One day Fermina is caught in a crowd with her cousin Hildebranda; Juvenal Urbino passes by in his carriage and rescues them. In appreciation, Fermina finally agrees to see him again. A courtship develops, and they become engaged. After the couple marries, they go on an extended honeymoon. Fermina and Juvenal have a wonderful two years in Europe, where she learns to enjoy sex. When she returns home, she is pregnant.
When Florentino Ariza finds out that Fermina Daza is to marry the most eminent man of the city, he goes into deep grief. His mother sends him on a river boat ride to another city where she hopes he will forget Fermina Daza. On the trip, he loses his virginity when a stranger pulls him into a stateroom and seduces him in the dark. When he returns home, Florentino begins a long sexual affair with a widow. She is the first of his many lovers. Ironically, Florentino Ariza hides his affairs so well that many assume that he is gay.

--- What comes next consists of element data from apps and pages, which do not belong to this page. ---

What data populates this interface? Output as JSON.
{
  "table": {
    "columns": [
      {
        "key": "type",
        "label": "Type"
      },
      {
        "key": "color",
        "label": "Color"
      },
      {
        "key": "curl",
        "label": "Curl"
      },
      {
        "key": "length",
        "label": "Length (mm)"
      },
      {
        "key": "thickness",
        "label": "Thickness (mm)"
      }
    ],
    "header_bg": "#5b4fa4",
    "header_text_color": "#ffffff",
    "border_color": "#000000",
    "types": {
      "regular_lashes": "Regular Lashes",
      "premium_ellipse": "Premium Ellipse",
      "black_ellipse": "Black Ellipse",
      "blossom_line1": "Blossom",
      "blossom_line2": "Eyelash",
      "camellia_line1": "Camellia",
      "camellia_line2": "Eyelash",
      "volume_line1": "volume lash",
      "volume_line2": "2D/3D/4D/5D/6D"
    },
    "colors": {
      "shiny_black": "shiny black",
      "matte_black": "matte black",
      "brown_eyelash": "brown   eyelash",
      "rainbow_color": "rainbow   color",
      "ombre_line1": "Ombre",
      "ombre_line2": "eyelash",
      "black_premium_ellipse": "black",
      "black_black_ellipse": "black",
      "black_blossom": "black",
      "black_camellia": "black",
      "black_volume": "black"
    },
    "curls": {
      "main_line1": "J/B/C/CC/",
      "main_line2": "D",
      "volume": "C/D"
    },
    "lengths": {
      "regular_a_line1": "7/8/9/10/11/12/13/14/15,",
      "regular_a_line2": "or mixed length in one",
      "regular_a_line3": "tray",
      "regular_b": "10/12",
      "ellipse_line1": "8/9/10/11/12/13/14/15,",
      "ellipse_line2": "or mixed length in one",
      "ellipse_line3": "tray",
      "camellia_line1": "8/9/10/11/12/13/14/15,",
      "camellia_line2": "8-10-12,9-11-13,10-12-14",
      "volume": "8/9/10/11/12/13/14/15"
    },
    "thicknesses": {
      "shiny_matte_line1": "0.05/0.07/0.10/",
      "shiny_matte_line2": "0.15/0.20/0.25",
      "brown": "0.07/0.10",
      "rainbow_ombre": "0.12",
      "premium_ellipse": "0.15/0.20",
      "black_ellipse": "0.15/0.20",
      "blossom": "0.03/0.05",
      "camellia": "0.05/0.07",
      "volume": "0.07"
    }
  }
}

One night, Florentino Ariza sees Fermina Daza as she presents an award at the Poetic Festival. He is shocked to see how much she has aged. In truth, Fermina’s life has not all been easy. For five years she was forced to live with her repressive and disapproving mother-in-law, who made her life miserable. When she finally convinces her husband to move to a new house, her life improves, but she still thinks of Florentino Ariza from time to time.
By Chapter Five, the characters have reached old age. Florentino Ariza begins to watch Fermina’s house again, like he did as a young man. At one point, he realizes she has disappeared, and no one seems to know where she is. He worries that she has some terrible disease and has gone to another country to die. In reality, Fermina Daza has left her husband, who was having an affair, and is living with her cousin Hildebranda in the country. From the moment she leaves, however, she wishes she had not left, but is too proud to return.

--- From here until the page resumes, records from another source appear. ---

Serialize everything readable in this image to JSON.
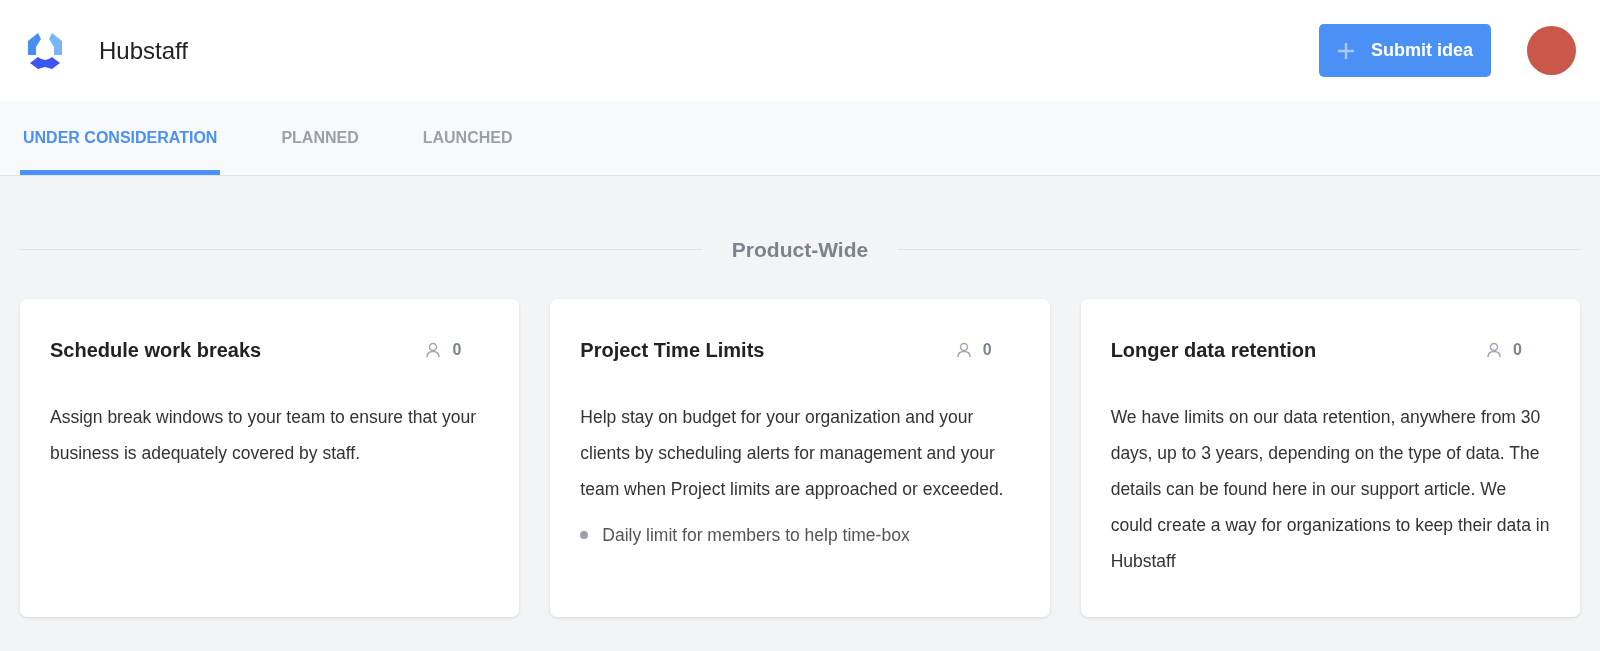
{
  "header": {
    "brand": "Hubstaff",
    "submit_button": "Submit idea"
  },
  "tabs": [
    {
      "label": "UNDER CONSIDERATION",
      "selected": true
    },
    {
      "label": "PLANNED",
      "selected": false
    },
    {
      "label": "LAUNCHED",
      "selected": false
    }
  ],
  "section": {
    "title": "Product-Wide"
  },
  "cards": [
    {
      "title": "Schedule work breaks",
      "votes": "0",
      "description": "Assign break windows to your team to ensure that your business is adequately covered by staff."
    },
    {
      "title": "Project Time Limits",
      "votes": "0",
      "description": "Help stay on budget for your organization and your clients by scheduling alerts for management and your team when Project limits are approached or exceeded.",
      "bullets": [
        "Daily limit for members to help time-box"
      ]
    },
    {
      "title": "Longer data retention",
      "votes": "0",
      "description": "We have limits on our data retention, anywhere from 30 days, up to 3 years, depending on the type of data. The details can be found here in our support article. We could create a way for organizations to keep their data in Hubstaff"
    }
  ]
}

Florentino, now in his seventies, begins an affair with a fourteen-year-old girl, who is a relative. While he is having this affair, he finds out Dr. Urbino has died. He goes to the funeral and stays to see Fermina, pledging his love to her. When she sends him away, he realizes he has made a mistake to speak of his love on the day of the funeral. He plans to write a letter of apology, but she writes to him first.

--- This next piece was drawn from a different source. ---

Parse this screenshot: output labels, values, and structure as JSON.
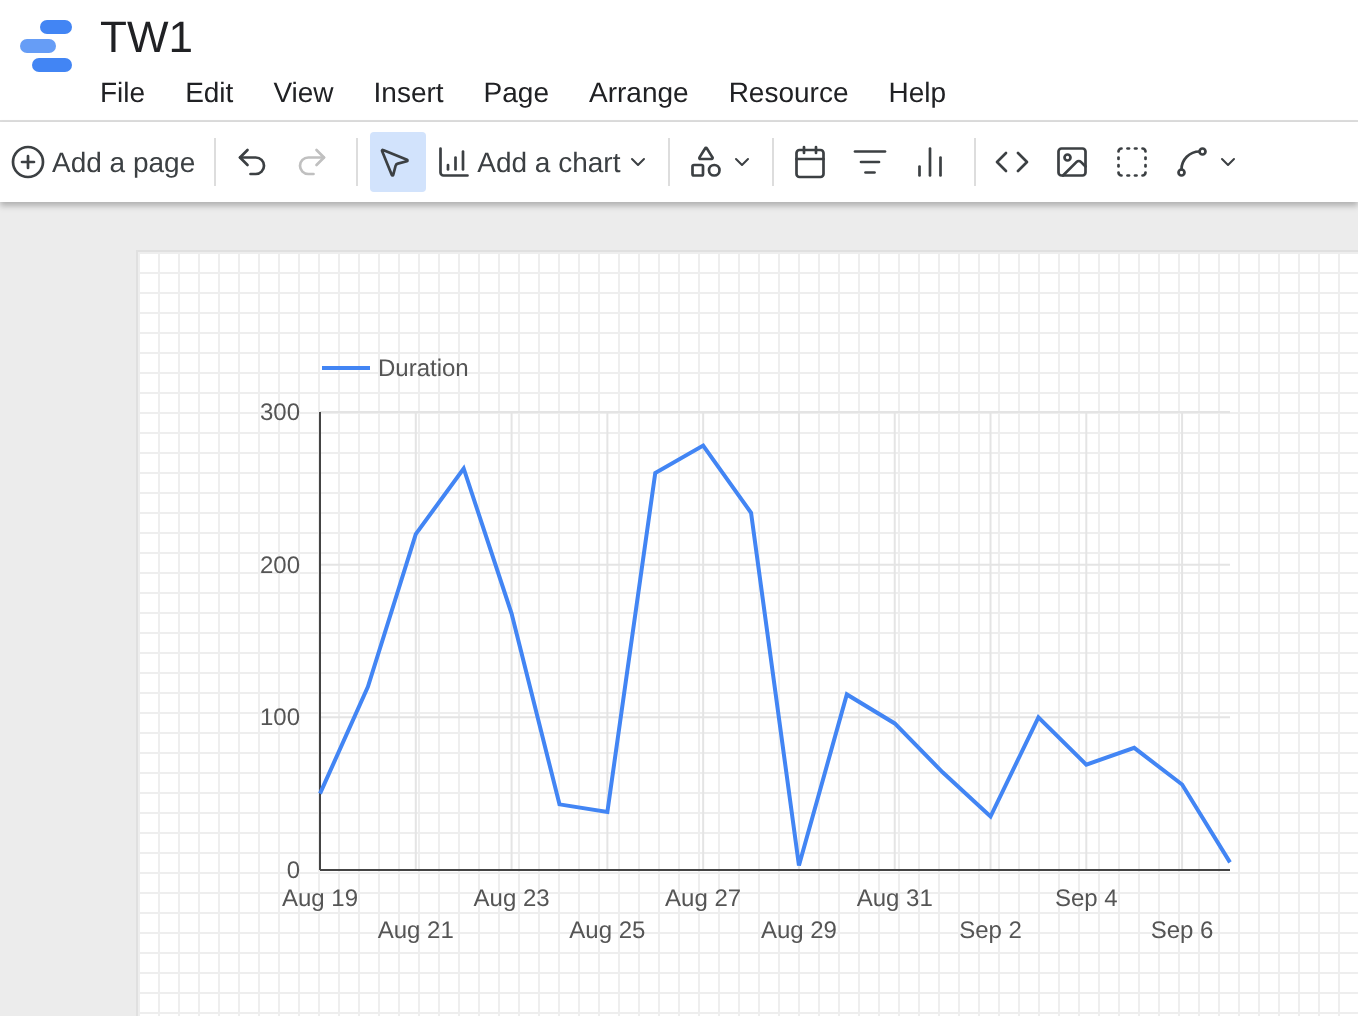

Chapter Six describes how Florentino Ariza finally wins Fermina Daza. He writes her a series of letters, which are more like philosophical meditations. She is disarmed by them, even though she does not respond. When he finally asks if he can visit her, she agrees; they are soon meeting weekly. Then Florentino Ariza convinces her to take a riverboat trip with him on one of his boats. They enjoy each other’s company and sex. On the way home, he orders the captain to fly the cholera flag, which empties the boat of all passengers. They have a wonderful trip and decide to keep going up and down the river forever.